4.9.21 Orc

The Orcs, like their cousin Ogres, bear distant relation to the Trolls, all three of the races having been created through the machinations of the Goddess of Corruption sometime in the First Mortal Epoch. Originally nomadic hunter-gatherers, the Orcs united with the Ogres in order to take Dun Valley, fighting back the human tribes that had made their home there and showing their early cunning in the ways of war.

During the height of the Indorani Empire, enslaved Orcs formed a significant minority of the imperial military; upon the collapse of their masters' dynasty, the Orcs were forever branded with the same reputation of corruption, destruction and fear that the Children of Despair had commanded.

The race has a long history of military innovation; despite their lack of contribution to other fields, it is a common point of contention whether an Orc or a Dwarf was the first to invent a particular forging technique, or produce the prototype of some common weapon. It is true that owing to the nature of their creation, Orcs have typically favored a more destructive, warlike approach, through which their not-inconsiderable cunning has filtered, but conversion to the Light has tempered this tendency somewhat.

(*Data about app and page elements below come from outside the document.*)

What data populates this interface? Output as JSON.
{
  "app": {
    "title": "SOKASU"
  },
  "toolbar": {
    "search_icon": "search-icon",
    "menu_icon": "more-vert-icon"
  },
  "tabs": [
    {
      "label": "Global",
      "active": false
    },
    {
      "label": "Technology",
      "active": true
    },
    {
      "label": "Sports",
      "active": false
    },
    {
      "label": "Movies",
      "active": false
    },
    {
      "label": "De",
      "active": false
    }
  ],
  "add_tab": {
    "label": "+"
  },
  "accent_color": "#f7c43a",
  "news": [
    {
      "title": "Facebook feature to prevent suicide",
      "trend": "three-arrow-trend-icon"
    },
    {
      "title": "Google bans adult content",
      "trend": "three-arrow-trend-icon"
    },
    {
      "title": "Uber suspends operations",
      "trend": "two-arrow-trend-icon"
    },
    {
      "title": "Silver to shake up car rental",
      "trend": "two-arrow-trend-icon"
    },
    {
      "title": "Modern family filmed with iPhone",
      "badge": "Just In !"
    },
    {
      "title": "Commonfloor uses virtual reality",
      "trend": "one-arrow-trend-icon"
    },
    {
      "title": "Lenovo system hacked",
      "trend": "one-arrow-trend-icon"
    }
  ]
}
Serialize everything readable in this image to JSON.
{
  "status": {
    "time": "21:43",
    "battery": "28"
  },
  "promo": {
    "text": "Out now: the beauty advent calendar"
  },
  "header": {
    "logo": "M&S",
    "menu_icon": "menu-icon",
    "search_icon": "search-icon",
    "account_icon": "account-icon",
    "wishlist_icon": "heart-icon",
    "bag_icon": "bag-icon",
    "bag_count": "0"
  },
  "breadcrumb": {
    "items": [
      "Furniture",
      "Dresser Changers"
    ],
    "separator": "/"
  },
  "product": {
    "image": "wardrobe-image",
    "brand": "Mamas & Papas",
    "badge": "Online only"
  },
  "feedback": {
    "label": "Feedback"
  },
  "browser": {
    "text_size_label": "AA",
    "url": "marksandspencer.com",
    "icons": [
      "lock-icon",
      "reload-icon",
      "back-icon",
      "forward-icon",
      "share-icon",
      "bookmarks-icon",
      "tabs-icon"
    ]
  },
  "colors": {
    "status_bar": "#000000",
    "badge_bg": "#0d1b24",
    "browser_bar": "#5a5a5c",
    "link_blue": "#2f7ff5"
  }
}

Orcs have large, fierce teeth, with two of the bottom ones rising into tusks, as well as skin of mottled, lush green - a natural camouflage which they developed in order to survive in the valley jungles. Their features tend to be angular and pronounced, often lacking the gracefulness of the other humanoid races.

Men of the Orc race are distinguished, in many cases, by ritual scarification. Scars endured in battle are often incorporated into the design. Designs tend to be passed down through families, although scars signifying wisdom, priesthood, and other honored vocations are often administered in addition to family patterns. Scarification begins young, and its completion - often involving the administration of the most painful scars - signifies a man's coming of age.

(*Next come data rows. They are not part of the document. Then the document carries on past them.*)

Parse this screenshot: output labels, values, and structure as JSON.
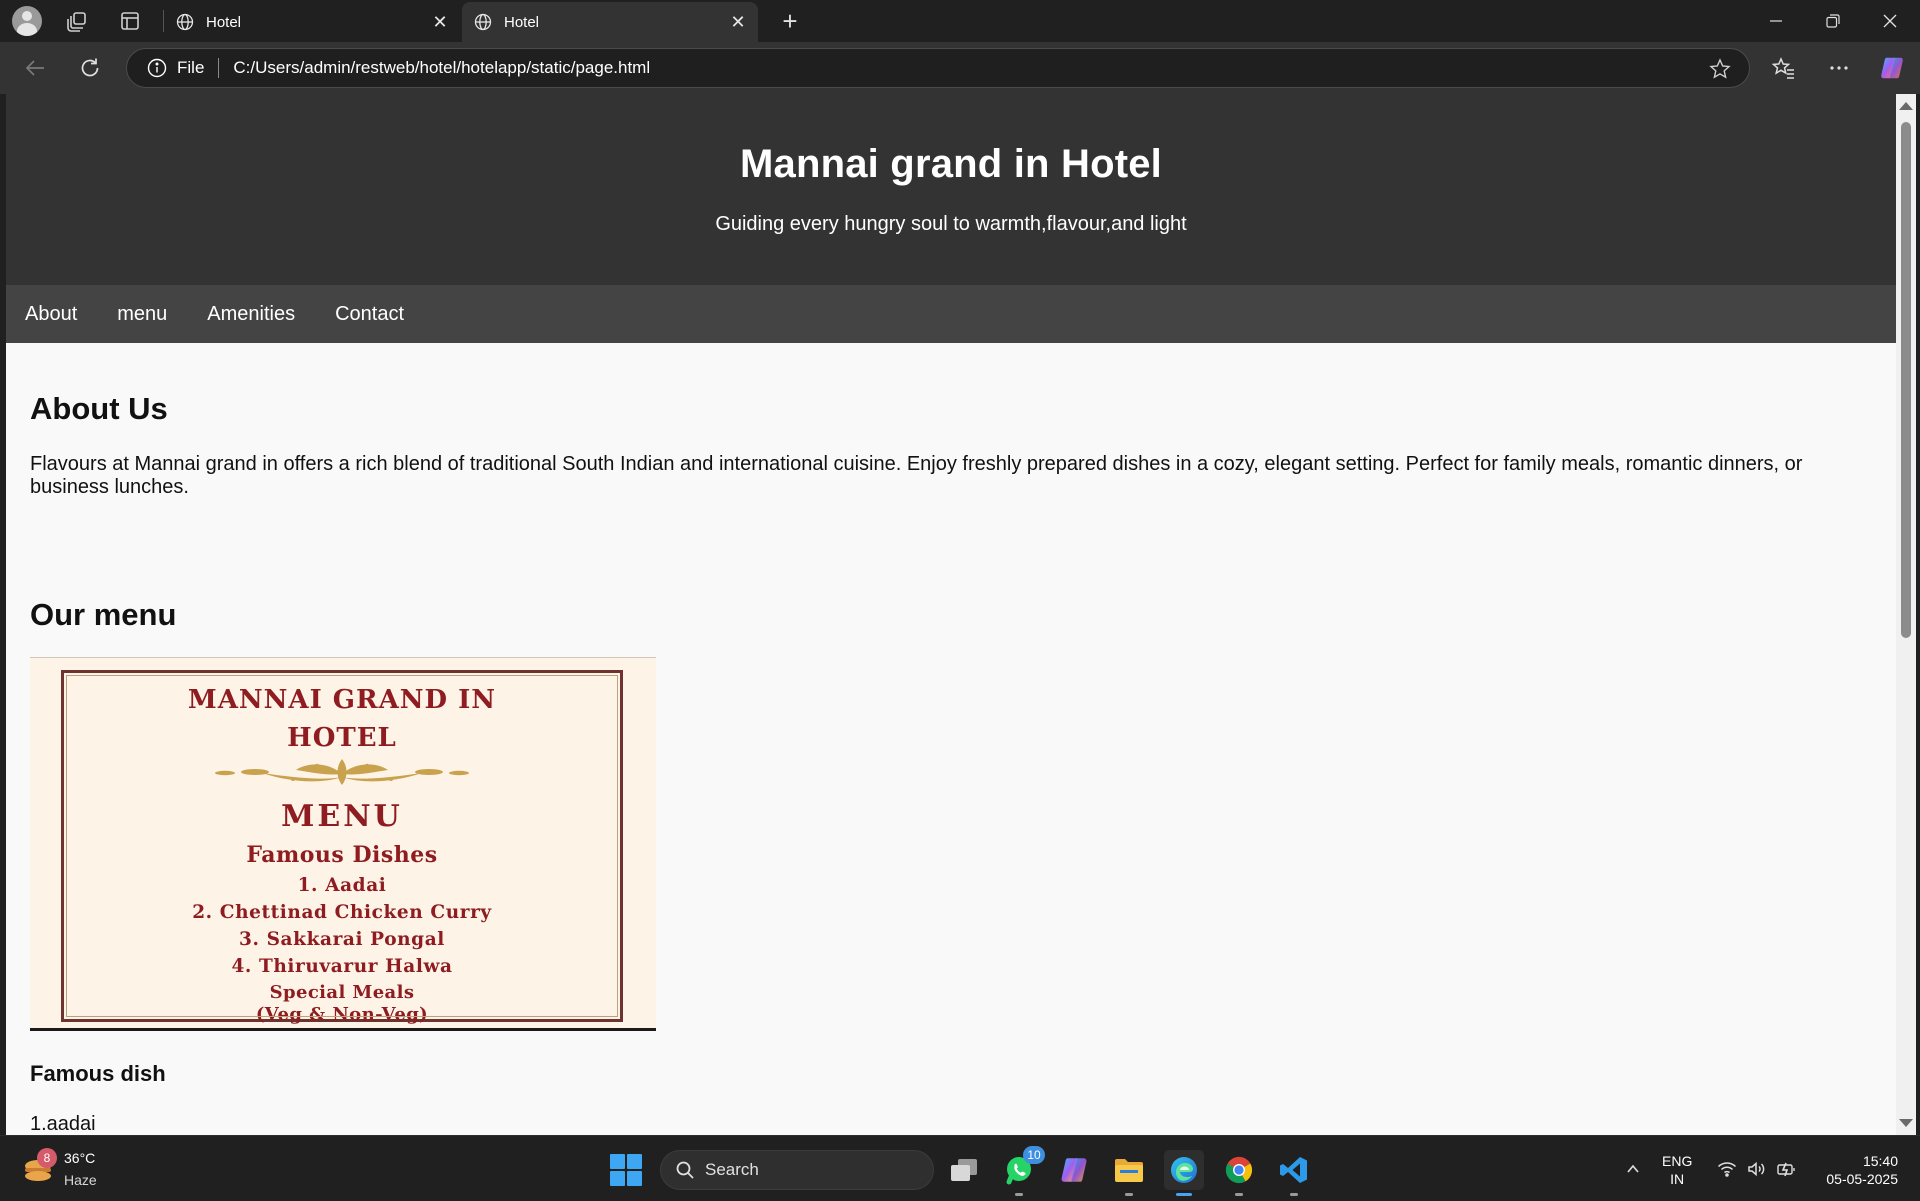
{
  "browser": {
    "tabs": [
      {
        "title": "Hotel"
      },
      {
        "title": "Hotel"
      }
    ],
    "address": {
      "scheme_label": "File",
      "url": "C:/Users/admin/restweb/hotel/hotelapp/static/page.html"
    },
    "icons": {
      "back": "back-arrow-icon",
      "reload": "reload-icon",
      "favorite": "star-icon",
      "favorites": "favorites-icon",
      "more": "more-icon",
      "copilot": "copilot-icon"
    }
  },
  "site": {
    "title": "Mannai grand in Hotel",
    "tagline": "Guiding every hungry soul to warmth,flavour,and light",
    "nav": [
      "About",
      "menu",
      "Amenities",
      "Contact"
    ],
    "about": {
      "heading": "About Us",
      "text": "Flavours at Mannai grand in offers a rich blend of traditional South Indian and international cuisine. Enjoy freshly prepared dishes in a cozy, elegant setting. Perfect for family meals, romantic dinners, or business lunches."
    },
    "menu": {
      "heading": "Our menu",
      "image": {
        "line1": "MANNAI GRAND IN",
        "line2": "HOTEL",
        "title": "MENU",
        "subtitle": "Famous Dishes",
        "items": [
          "1. Aadai",
          "2. Chettinad Chicken Curry",
          "3. Sakkarai Pongal",
          "4. Thiruvarur Halwa"
        ],
        "special_line1": "Special Meals",
        "special_line2": "(Veg & Non-Veg)"
      },
      "famous_heading": "Famous dish",
      "famous_items": [
        "1.aadai"
      ]
    }
  },
  "taskbar": {
    "weather": {
      "temp": "36°C",
      "desc": "Haze",
      "badge": "8"
    },
    "search_placeholder": "Search",
    "whatsapp_badge": "10",
    "language": {
      "line1": "ENG",
      "line2": "IN"
    },
    "clock": {
      "time": "15:40",
      "date": "05-05-2025"
    }
  },
  "colors": {
    "header_bg": "#333333",
    "nav_bg": "#444444",
    "page_bg": "#f9f9f9",
    "menu_text": "#8e1c20",
    "accent_blue": "#3ea7f4"
  }
}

Though Ogre men also follow this practice, the two races possess differing designs. The origins of this practice come from the time of the Indorani empire, where marks upon the flesh and scarring corporal punishment were common; Orcs and Ogres, often called upon to punish their own, found resonance with Rahnite philosophy. The practice thus endured beyond the fall of the Indorani, and is still widely employed in the diaspora despite objections from more contemporary Dunnite philosophy.